Each and every line below goes into your answer unchanged, but leave out the images.

Source data ▸
● ● ● ● ● ● ●

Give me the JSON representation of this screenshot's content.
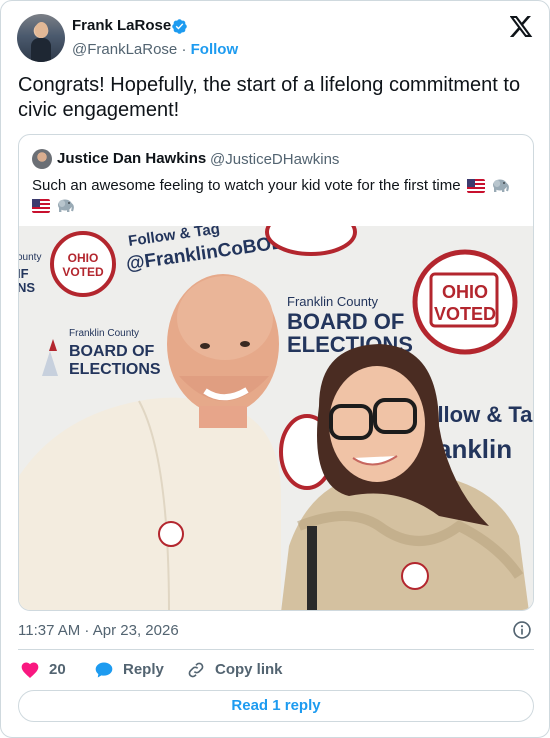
{
  "tweet": {
    "author_name": "Frank LaRose",
    "author_handle": "@FrankLaRose",
    "separator": "·",
    "follow_label": "Follow",
    "text": "Congrats! Hopefully, the start of a lifelong commitment to civic engagement!",
    "timestamp": "11:37 AM · Apr 23, 2026",
    "likes": "20",
    "reply_label": "Reply",
    "copy_label": "Copy link",
    "read_replies_label": "Read 1 reply"
  },
  "quoted": {
    "author_name": "Justice Dan Hawkins",
    "author_handle": "@JusticeDHawkins",
    "text_line1": "Such an awesome feeling to watch your kid vote for the first time",
    "photo_backdrop": {
      "follow_text": "Follow & Tag",
      "follow_handle": "@FranklinCoBOE",
      "county": "Franklin County",
      "board": "BOARD OF",
      "elections": "ELECTIONS",
      "badge_line1": "OHIO",
      "badge_line2": "VOTED",
      "follow_text_right": "ollow & Ta",
      "follow_handle_right": "anklin",
      "left_edge_line1": "ounty",
      "left_edge_line2": "IF",
      "left_edge_line3": "NS"
    }
  },
  "colors": {
    "accent": "#1d9bf0",
    "like": "#f91880",
    "muted": "#536471",
    "border": "#cfd9de",
    "badge_red": "#b3262e"
  },
  "icons": [
    "verified-badge-icon",
    "x-logo-icon",
    "info-icon",
    "heart-icon",
    "reply-bubble-icon",
    "link-icon",
    "us-flag-icon",
    "elephant-icon"
  ]
}
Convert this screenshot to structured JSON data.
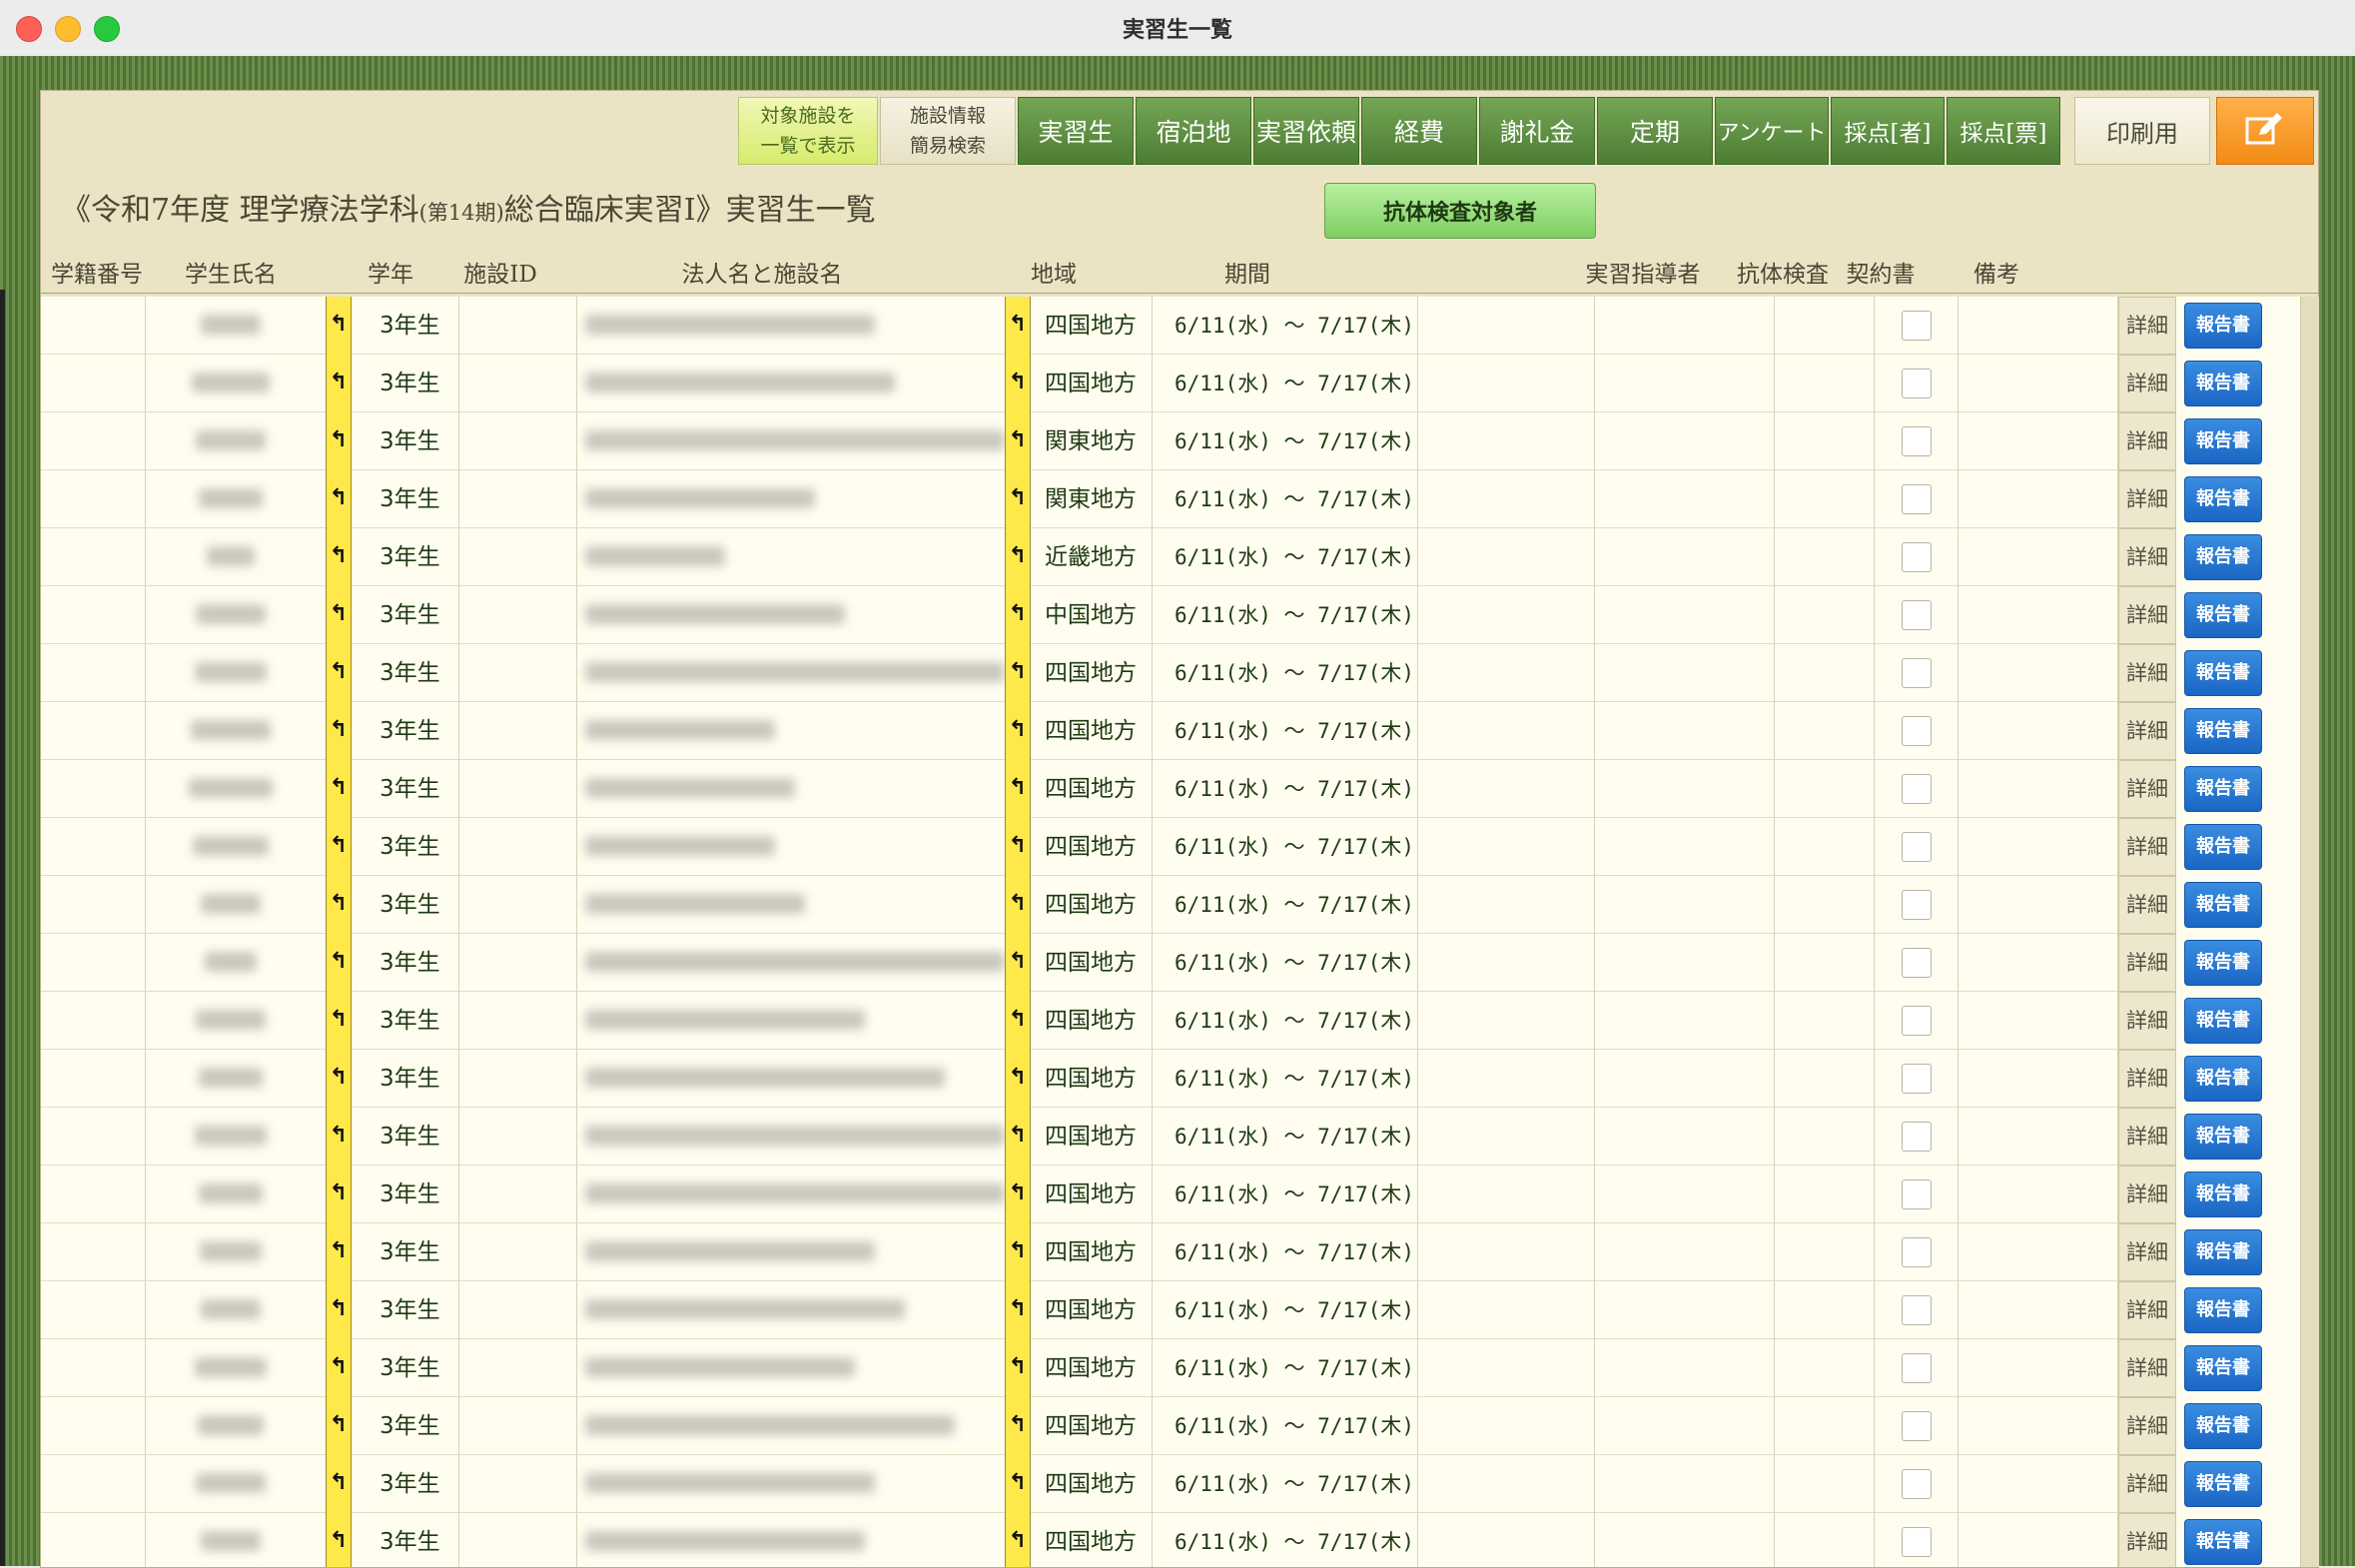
{
  "window": {
    "title": "実習生一覧"
  },
  "toolbar": {
    "show_facilities": "対象施設を\n一覧で表示",
    "facility_search": "施設情報\n簡易検索",
    "tabs": [
      "実習生",
      "宿泊地",
      "実習依頼",
      "経費",
      "謝礼金",
      "定期",
      "アンケート",
      "採点[者]",
      "採点[票]"
    ],
    "print": "印刷用",
    "edit_icon": "pencil-square-icon"
  },
  "heading": {
    "prefix": "《令和7年度 理学療法学科",
    "term": "(第14期)",
    "suffix": "総合臨床実習Ⅰ》実習生一覧"
  },
  "antibody_button": "抗体検査対象者",
  "columns": {
    "student_no": "学籍番号",
    "name": "学生氏名",
    "year": "学年",
    "facility_id": "施設ID",
    "facility": "法人名と施設名",
    "region": "地域",
    "period": "期間",
    "supervisor": "実習指導者",
    "antibody": "抗体検査",
    "contract": "契約書",
    "notes": "備考"
  },
  "row_labels": {
    "detail": "詳細",
    "report": "報告書",
    "jump": "↰"
  },
  "rows": [
    {
      "year": "3年生",
      "region": "四国地方",
      "period": "6/11(水) 〜 7/17(木)"
    },
    {
      "year": "3年生",
      "region": "四国地方",
      "period": "6/11(水) 〜 7/17(木)"
    },
    {
      "year": "3年生",
      "region": "関東地方",
      "period": "6/11(水) 〜 7/17(木)"
    },
    {
      "year": "3年生",
      "region": "関東地方",
      "period": "6/11(水) 〜 7/17(木)"
    },
    {
      "year": "3年生",
      "region": "近畿地方",
      "period": "6/11(水) 〜 7/17(木)"
    },
    {
      "year": "3年生",
      "region": "中国地方",
      "period": "6/11(水) 〜 7/17(木)"
    },
    {
      "year": "3年生",
      "region": "四国地方",
      "period": "6/11(水) 〜 7/17(木)"
    },
    {
      "year": "3年生",
      "region": "四国地方",
      "period": "6/11(水) 〜 7/17(木)"
    },
    {
      "year": "3年生",
      "region": "四国地方",
      "period": "6/11(水) 〜 7/17(木)"
    },
    {
      "year": "3年生",
      "region": "四国地方",
      "period": "6/11(水) 〜 7/17(木)"
    },
    {
      "year": "3年生",
      "region": "四国地方",
      "period": "6/11(水) 〜 7/17(木)"
    },
    {
      "year": "3年生",
      "region": "四国地方",
      "period": "6/11(水) 〜 7/17(木)"
    },
    {
      "year": "3年生",
      "region": "四国地方",
      "period": "6/11(水) 〜 7/17(木)"
    },
    {
      "year": "3年生",
      "region": "四国地方",
      "period": "6/11(水) 〜 7/17(木)"
    },
    {
      "year": "3年生",
      "region": "四国地方",
      "period": "6/11(水) 〜 7/17(木)"
    },
    {
      "year": "3年生",
      "region": "四国地方",
      "period": "6/11(水) 〜 7/17(木)"
    },
    {
      "year": "3年生",
      "region": "四国地方",
      "period": "6/11(水) 〜 7/17(木)"
    },
    {
      "year": "3年生",
      "region": "四国地方",
      "period": "6/11(水) 〜 7/17(木)"
    },
    {
      "year": "3年生",
      "region": "四国地方",
      "period": "6/11(水) 〜 7/17(木)"
    },
    {
      "year": "3年生",
      "region": "四国地方",
      "period": "6/11(水) 〜 7/17(木)"
    },
    {
      "year": "3年生",
      "region": "四国地方",
      "period": "6/11(水) 〜 7/17(木)"
    },
    {
      "year": "3年生",
      "region": "四国地方",
      "period": "6/11(水) 〜 7/17(木)"
    }
  ]
}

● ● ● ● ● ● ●

Answer to the problem ▸
Give me the JSON representation of this screenshot's content.
{
  "tweet": {
    "author_name": "Frank LaRose",
    "author_handle": "@FrankLaRose",
    "separator": "·",
    "follow_label": "Follow",
    "text": "Congrats! Hopefully, the start of a lifelong commitment to civic engagement!",
    "timestamp": "11:37 AM · Apr 23, 2026",
    "likes": "20",
    "reply_label": "Reply",
    "copy_label": "Copy link",
    "read_replies_label": "Read 1 reply"
  },
  "quoted": {
    "author_name": "Justice Dan Hawkins",
    "author_handle": "@JusticeDHawkins",
    "text_line1": "Such an awesome feeling to watch your kid vote for the first time",
    "photo_backdrop": {
      "follow_text": "Follow & Tag",
      "follow_handle": "@FranklinCoBOE",
      "county": "Franklin County",
      "board": "BOARD OF",
      "elections": "ELECTIONS",
      "badge_line1": "OHIO",
      "badge_line2": "VOTED",
      "follow_text_right": "ollow & Ta",
      "follow_handle_right": "anklin",
      "left_edge_line1": "ounty",
      "left_edge_line2": "IF",
      "left_edge_line3": "NS"
    }
  },
  "colors": {
    "accent": "#1d9bf0",
    "like": "#f91880",
    "muted": "#536471",
    "border": "#cfd9de",
    "badge_red": "#b3262e"
  },
  "icons": [
    "verified-badge-icon",
    "x-logo-icon",
    "info-icon",
    "heart-icon",
    "reply-bubble-icon",
    "link-icon",
    "us-flag-icon",
    "elephant-icon"
  ]
}
Convert this screenshot to structured JSON data.
{
  "window": {
    "title": "実習生一覧"
  },
  "toolbar": {
    "show_facilities": "対象施設を\n一覧で表示",
    "facility_search": "施設情報\n簡易検索",
    "tabs": [
      "実習生",
      "宿泊地",
      "実習依頼",
      "経費",
      "謝礼金",
      "定期",
      "アンケート",
      "採点[者]",
      "採点[票]"
    ],
    "print": "印刷用",
    "edit_icon": "pencil-square-icon"
  },
  "heading": {
    "prefix": "《令和7年度 理学療法学科",
    "term": "(第14期)",
    "suffix": "総合臨床実習Ⅰ》実習生一覧"
  },
  "antibody_button": "抗体検査対象者",
  "columns": {
    "student_no": "学籍番号",
    "name": "学生氏名",
    "year": "学年",
    "facility_id": "施設ID",
    "facility": "法人名と施設名",
    "region": "地域",
    "period": "期間",
    "supervisor": "実習指導者",
    "antibody": "抗体検査",
    "contract": "契約書",
    "notes": "備考"
  },
  "row_labels": {
    "detail": "詳細",
    "report": "報告書",
    "jump": "↰"
  },
  "rows": [
    {
      "year": "3年生",
      "region": "四国地方",
      "period": "6/11(水) 〜 7/17(木)"
    },
    {
      "year": "3年生",
      "region": "四国地方",
      "period": "6/11(水) 〜 7/17(木)"
    },
    {
      "year": "3年生",
      "region": "関東地方",
      "period": "6/11(水) 〜 7/17(木)"
    },
    {
      "year": "3年生",
      "region": "関東地方",
      "period": "6/11(水) 〜 7/17(木)"
    },
    {
      "year": "3年生",
      "region": "近畿地方",
      "period": "6/11(水) 〜 7/17(木)"
    },
    {
      "year": "3年生",
      "region": "中国地方",
      "period": "6/11(水) 〜 7/17(木)"
    },
    {
      "year": "3年生",
      "region": "四国地方",
      "period": "6/11(水) 〜 7/17(木)"
    },
    {
      "year": "3年生",
      "region": "四国地方",
      "period": "6/11(水) 〜 7/17(木)"
    },
    {
      "year": "3年生",
      "region": "四国地方",
      "period": "6/11(水) 〜 7/17(木)"
    },
    {
      "year": "3年生",
      "region": "四国地方",
      "period": "6/11(水) 〜 7/17(木)"
    },
    {
      "year": "3年生",
      "region": "四国地方",
      "period": "6/11(水) 〜 7/17(木)"
    },
    {
      "year": "3年生",
      "region": "四国地方",
      "period": "6/11(水) 〜 7/17(木)"
    },
    {
      "year": "3年生",
      "region": "四国地方",
      "period": "6/11(水) 〜 7/17(木)"
    },
    {
      "year": "3年生",
      "region": "四国地方",
      "period": "6/11(水) 〜 7/17(木)"
    },
    {
      "year": "3年生",
      "region": "四国地方",
      "period": "6/11(水) 〜 7/17(木)"
    },
    {
      "year": "3年生",
      "region": "四国地方",
      "period": "6/11(水) 〜 7/17(木)"
    },
    {
      "year": "3年生",
      "region": "四国地方",
      "period": "6/11(水) 〜 7/17(木)"
    },
    {
      "year": "3年生",
      "region": "四国地方",
      "period": "6/11(水) 〜 7/17(木)"
    },
    {
      "year": "3年生",
      "region": "四国地方",
      "period": "6/11(水) 〜 7/17(木)"
    },
    {
      "year": "3年生",
      "region": "四国地方",
      "period": "6/11(水) 〜 7/17(木)"
    },
    {
      "year": "3年生",
      "region": "四国地方",
      "period": "6/11(水) 〜 7/17(木)"
    },
    {
      "year": "3年生",
      "region": "四国地方",
      "period": "6/11(水) 〜 7/17(木)"
    }
  ]
}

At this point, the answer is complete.